Simon Sherlock’s blog

Podchef’s blog

Sunflower Stats

By Heather 11 years ago

Scientific name Helianthus comes from Helios meaning sun and Anthos meaning flower.
Used in China as a symbol of longevity.
Nothing is more likely to bring a smile to your face than the cheery sunflower. How about sending someone you know Farmer Phil's Box of Sunshine?
Flowers are great for attracting bees into your garden and birds just love sunflower seeds and sunflower hearts.
Largest sunflower head on record measured 32½ inches in diameter.
Oil for cooking can be extracted from sunflower seeds, with an average yield of 40%.
Wait until the sun has dried the dew before picking sunflowers and change vase water every few days to help prolong the life of the flowers.
European sunflowers provide leaves for smoking and flowers for dyes.
Record breaking tallest sunflower ever grown was 25 feet tall.
Stems were used to fill lifejackets before the advent of modern materials, can be used in your compost heap for aeration and also provide great homes for beneficial insects.

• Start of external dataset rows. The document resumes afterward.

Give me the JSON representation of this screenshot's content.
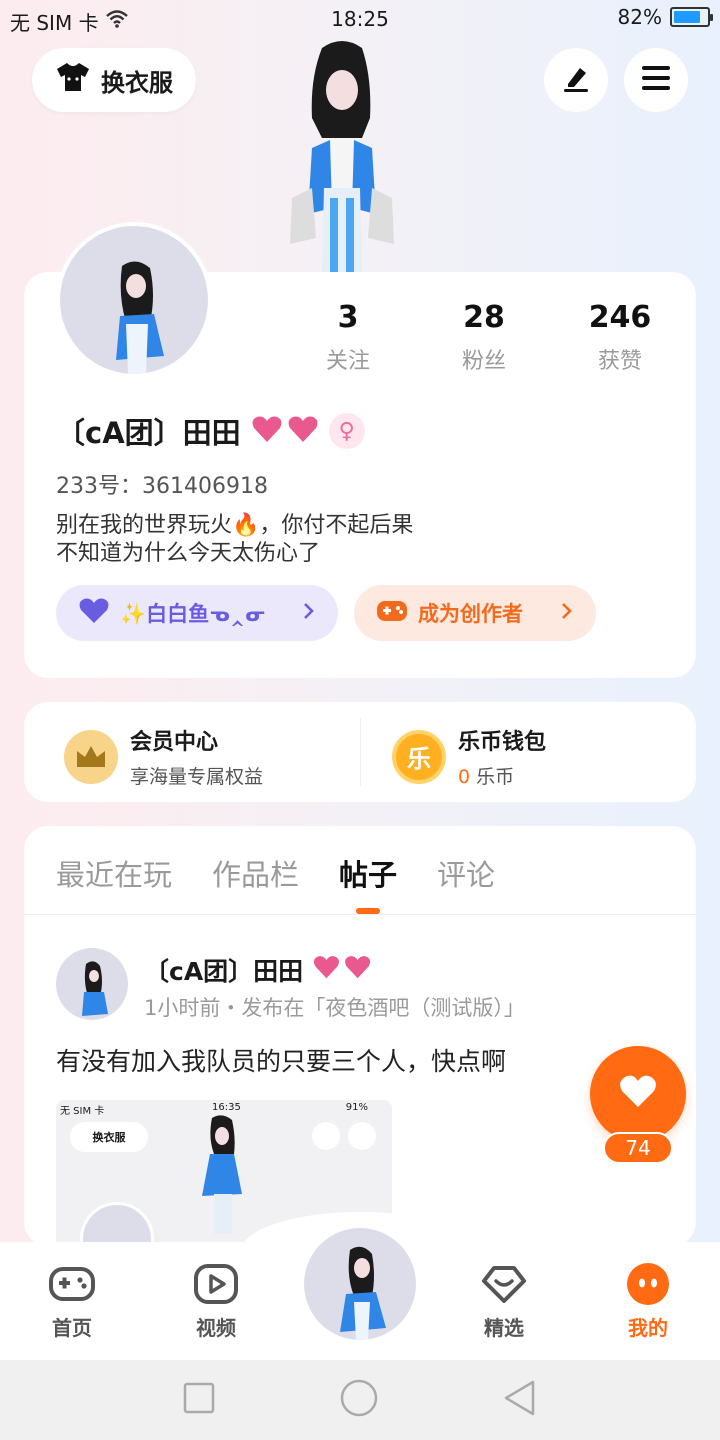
{
  "status_bar": {
    "carrier": "无 SIM 卡",
    "time": "18:25",
    "battery": "82%",
    "battery_level": 0.82
  },
  "header": {
    "outfit_label": "换衣服"
  },
  "profile": {
    "stats": [
      {
        "value": "3",
        "label": "关注"
      },
      {
        "value": "28",
        "label": "粉丝"
      },
      {
        "value": "246",
        "label": "获赞"
      }
    ],
    "name": "〔cA团〕田田",
    "uid": "233号：361406918",
    "bio_line1": "别在我的世界玩火🔥，你付不起后果",
    "bio_line2": "不知道为什么今天太伤心了",
    "fan_club_label": "✨白白鱼ᓀ‸ᓂ",
    "creator_label": "成为创作者"
  },
  "wallet": {
    "member_title": "会员中心",
    "member_sub": "享海量专属权益",
    "coin_title": "乐币钱包",
    "coin_icon_text": "乐",
    "coin_amount": "0",
    "coin_unit": "乐币"
  },
  "feed": {
    "tabs": [
      "最近在玩",
      "作品栏",
      "帖子",
      "评论"
    ],
    "active_tab": "帖子",
    "post": {
      "author": "〔cA团〕田田",
      "meta": "1小时前・发布在「夜色酒吧（测试版）」",
      "text": "有没有加入我队员的只要三个人，快点啊",
      "thumb_carrier": "无 SIM 卡",
      "thumb_time": "16:35",
      "thumb_battery": "91%",
      "thumb_outfit": "换衣服"
    }
  },
  "like": {
    "count": "74"
  },
  "bottom_nav": {
    "home": "首页",
    "video": "视频",
    "featured": "精选",
    "mine": "我的"
  },
  "colors": {
    "accent": "#ff6a13",
    "purple": "#6a5ce0",
    "heart_pink": "#e9588e"
  }
}
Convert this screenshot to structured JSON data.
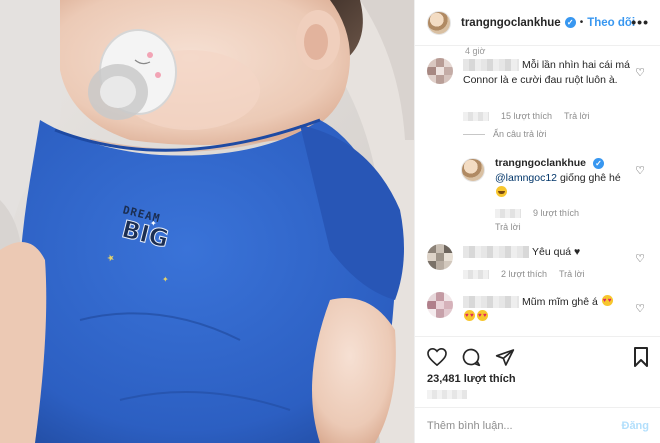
{
  "post": {
    "image_alt": "Baby sleeping in a blue bodysuit with a pacifier",
    "shirt_print": {
      "line1": "DREAM",
      "line2": "BIG"
    }
  },
  "header": {
    "username": "trangngoclankhue",
    "follow_label": "Theo dõi",
    "dot": "•",
    "more": "•••"
  },
  "comments": {
    "first_time": "4 giờ",
    "items": [
      {
        "text": "Mỗi lần nhìn hai cái má Connor là e cười đau ruột luôn à.",
        "likes": "15 lượt thích",
        "reply_label": "Trả lời",
        "hide_replies": "Ẩn câu trả lời"
      },
      {
        "username": "trangngoclankhue",
        "mention": "@lamngoc12",
        "text": " giống ghê hé ",
        "likes": "9 lượt thích",
        "reply_label": "Trả lời"
      },
      {
        "text": "Yêu quá ♥",
        "likes": "2 lượt thích",
        "reply_label": "Trả lời"
      },
      {
        "text": "Mũm mĩm ghê á"
      }
    ]
  },
  "actions": {
    "likes_count": "23,481 lượt thích"
  },
  "comment_box": {
    "placeholder": "Thêm bình luận...",
    "post_label": "Đăng"
  },
  "colors": {
    "accent": "#3897f0",
    "shirt": "#2f63c8",
    "text": "#262626",
    "muted": "#8e8e8e"
  }
}
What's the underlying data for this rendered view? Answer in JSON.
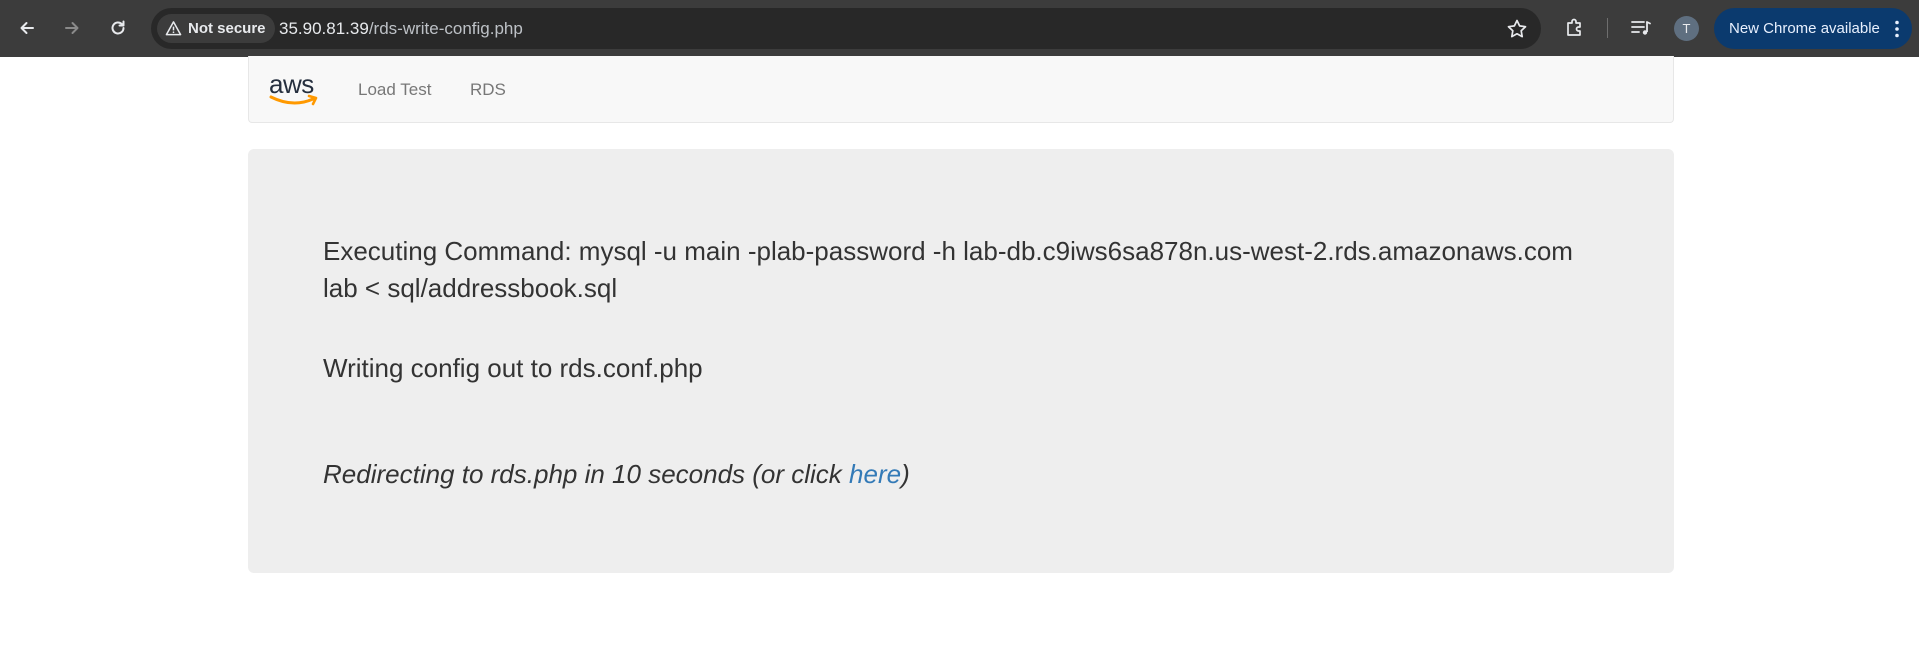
{
  "browser": {
    "security_label": "Not secure",
    "url_host": "35.90.81.39",
    "url_path": "/rds-write-config.php",
    "profile_initial": "T",
    "update_label": "New Chrome available",
    "colors": {
      "toolbar": "#3c3c3c",
      "omnibox": "#282828",
      "update_chip": "#0b3a6e"
    }
  },
  "navbar": {
    "logo_text": "aws",
    "links": [
      "Load Test",
      "RDS"
    ]
  },
  "content": {
    "command_line1": "Executing Command: mysql -u main -plab-password -h lab-db.c9iws6sa878n.us-west-2.rds.amazonaws.com",
    "command_line2": "lab < sql/addressbook.sql",
    "writing_config": "Writing config out to rds.conf.php",
    "redirect_prefix": "Redirecting to rds.php in 10 seconds (or click ",
    "redirect_link": "here",
    "redirect_suffix": ")",
    "link_color": "#337ab7"
  }
}
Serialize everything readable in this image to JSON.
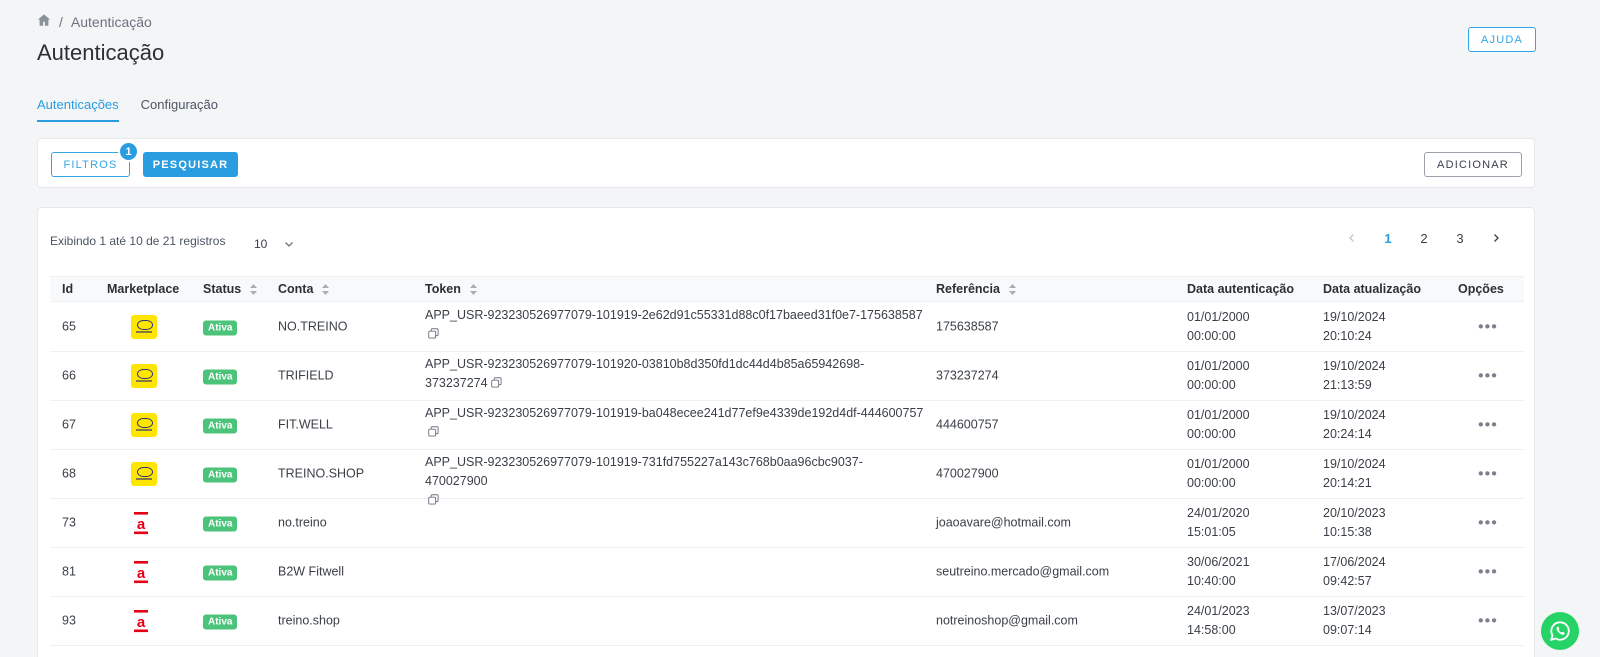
{
  "breadcrumb": {
    "separator": "/",
    "current": "Autenticação"
  },
  "page": {
    "title": "Autenticação",
    "help_label": "AJUDA"
  },
  "tabs": [
    {
      "label": "Autenticações",
      "active": true
    },
    {
      "label": "Configuração",
      "active": false
    }
  ],
  "filters": {
    "filtros_label": "FILTROS",
    "filter_count": "1",
    "pesquisar_label": "PESQUISAR",
    "adicionar_label": "ADICIONAR"
  },
  "table_info": {
    "records_text": "Exibindo 1 até 10 de 21 registros",
    "per_page": "10"
  },
  "pagination": {
    "pages": [
      "1",
      "2",
      "3"
    ],
    "current": "1"
  },
  "columns": [
    "Id",
    "Marketplace",
    "Status",
    "Conta",
    "Token",
    "Referência",
    "Data autenticação",
    "Data atualização",
    "Opções"
  ],
  "rows": [
    {
      "id": "65",
      "marketplace": "mercado-livre",
      "status": "Ativa",
      "conta": "NO.TREINO",
      "token_line1": "APP_USR-923230526977079-101919-2e62d91c55331d88c0f17baeed31f0e7-175638587",
      "token_line2": "",
      "referencia": "175638587",
      "auth_date": "01/01/2000",
      "auth_time": "00:00:00",
      "upd_date": "19/10/2024",
      "upd_time": "20:10:24"
    },
    {
      "id": "66",
      "marketplace": "mercado-livre",
      "status": "Ativa",
      "conta": "TRIFIELD",
      "token_line1": "APP_USR-923230526977079-101920-03810b8d350fd1dc44d4b85a65942698-",
      "token_line2": "373237274",
      "referencia": "373237274",
      "auth_date": "01/01/2000",
      "auth_time": "00:00:00",
      "upd_date": "19/10/2024",
      "upd_time": "21:13:59"
    },
    {
      "id": "67",
      "marketplace": "mercado-livre",
      "status": "Ativa",
      "conta": "FIT.WELL",
      "token_line1": "APP_USR-923230526977079-101919-ba048ecee241d77ef9e4339de192d4df-444600757",
      "token_line2": "",
      "referencia": "444600757",
      "auth_date": "01/01/2000",
      "auth_time": "00:00:00",
      "upd_date": "19/10/2024",
      "upd_time": "20:24:14"
    },
    {
      "id": "68",
      "marketplace": "mercado-livre",
      "status": "Ativa",
      "conta": "TREINO.SHOP",
      "token_line1": "APP_USR-923230526977079-101919-731fd755227a143c768b0aa96cbc9037-470027900",
      "token_line2": "",
      "referencia": "470027900",
      "auth_date": "01/01/2000",
      "auth_time": "00:00:00",
      "upd_date": "19/10/2024",
      "upd_time": "20:14:21"
    },
    {
      "id": "73",
      "marketplace": "americanas",
      "status": "Ativa",
      "conta": "no.treino",
      "token_line1": "",
      "token_line2": "",
      "referencia": "joaoavare@hotmail.com",
      "auth_date": "24/01/2020",
      "auth_time": "15:01:05",
      "upd_date": "20/10/2023",
      "upd_time": "10:15:38"
    },
    {
      "id": "81",
      "marketplace": "americanas",
      "status": "Ativa",
      "conta": "B2W Fitwell",
      "token_line1": "",
      "token_line2": "",
      "referencia": "seutreino.mercado@gmail.com",
      "auth_date": "30/06/2021",
      "auth_time": "10:40:00",
      "upd_date": "17/06/2024",
      "upd_time": "09:42:57"
    },
    {
      "id": "93",
      "marketplace": "americanas",
      "status": "Ativa",
      "conta": "treino.shop",
      "token_line1": "",
      "token_line2": "",
      "referencia": "notreinoshop@gmail.com",
      "auth_date": "24/01/2023",
      "auth_time": "14:58:00",
      "upd_date": "13/07/2023",
      "upd_time": "09:07:14"
    }
  ],
  "options_glyph": "•••",
  "colors": {
    "accent": "#2a9de0",
    "status_active": "#4cc37a",
    "ml_yellow": "#ffe600",
    "americanas_red": "#e60014",
    "whatsapp": "#25d366"
  }
}
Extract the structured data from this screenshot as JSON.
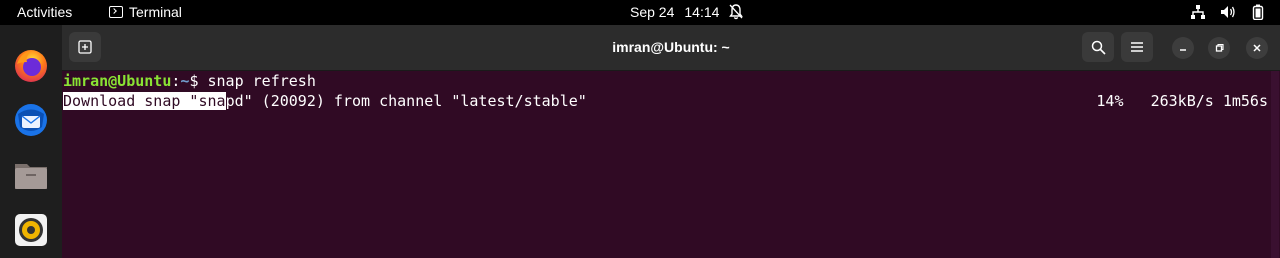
{
  "topbar": {
    "activities": "Activities",
    "app_name": "Terminal",
    "date": "Sep 24",
    "time": "14:14"
  },
  "dock": {
    "items": [
      "firefox-icon",
      "thunderbird-icon",
      "files-icon",
      "rhythmbox-icon"
    ]
  },
  "window": {
    "title": "imran@Ubuntu: ~"
  },
  "terminal": {
    "prompt_user": "imran@Ubuntu",
    "prompt_sep": ":",
    "prompt_path": "~",
    "prompt_symbol": "$ ",
    "command": "snap refresh",
    "output_selected": "Download snap \"sna",
    "output_rest": "pd\" (20092) from channel \"latest/stable\"",
    "progress_percent": "14%",
    "speed": "263kB/s",
    "eta": "1m56s"
  },
  "colors": {
    "terminal_bg": "#300a24",
    "prompt_user": "#8ae234",
    "prompt_path": "#729fcf",
    "headerbar": "#2c2c2c"
  }
}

Turning heaps not heads

By Heather 11 years ago


I talked about the importance of keeping compost aerated in my Beginners Guide to Composting. This is important because the bacteria that break down the waste need oxygen to survive.

One of the ways that you can aerate the contents of your compost bin and thereby speed up the whole process is to turn the contents regularly.

In your compost heap the central area (the hottest part) will always be the most composted with the cooler outer areas being less so.

As to when, you should turn your compost heap a few weeks after you have finished adding material to it. If you are really keen you can turn it on a weekly basis which will speed up the whole process considerably.

To turn the heap, remove the contents, mix it up and return to the bin.

You will now find that you have introduced lots of air and less well composted material will make its way into the centre of the heap.

Turning a compost heap will also disturb any unwanted rodents lurking in the heap and help to move them on to pastures new.

International Downshifting Week

By Heather 11 years ago


It’s International Downshifting Week this week (19-25 April). Downshifting is about slowing down, leading a simpler life and looking at finding a better work/life balance.

Some of the suggestions on the official web site are:

  • Cook a meal from scratch, using locally sourced, seasonal ingredients, preferably organic.

  • Plant something in the garden you can cultivate and eat.

  • Start a compost heap.
I like the time suggestion, which is to book a half-day off work and to spend entirely with someone you love, no DIY allowed! Except that I want my quarry tiles laid!!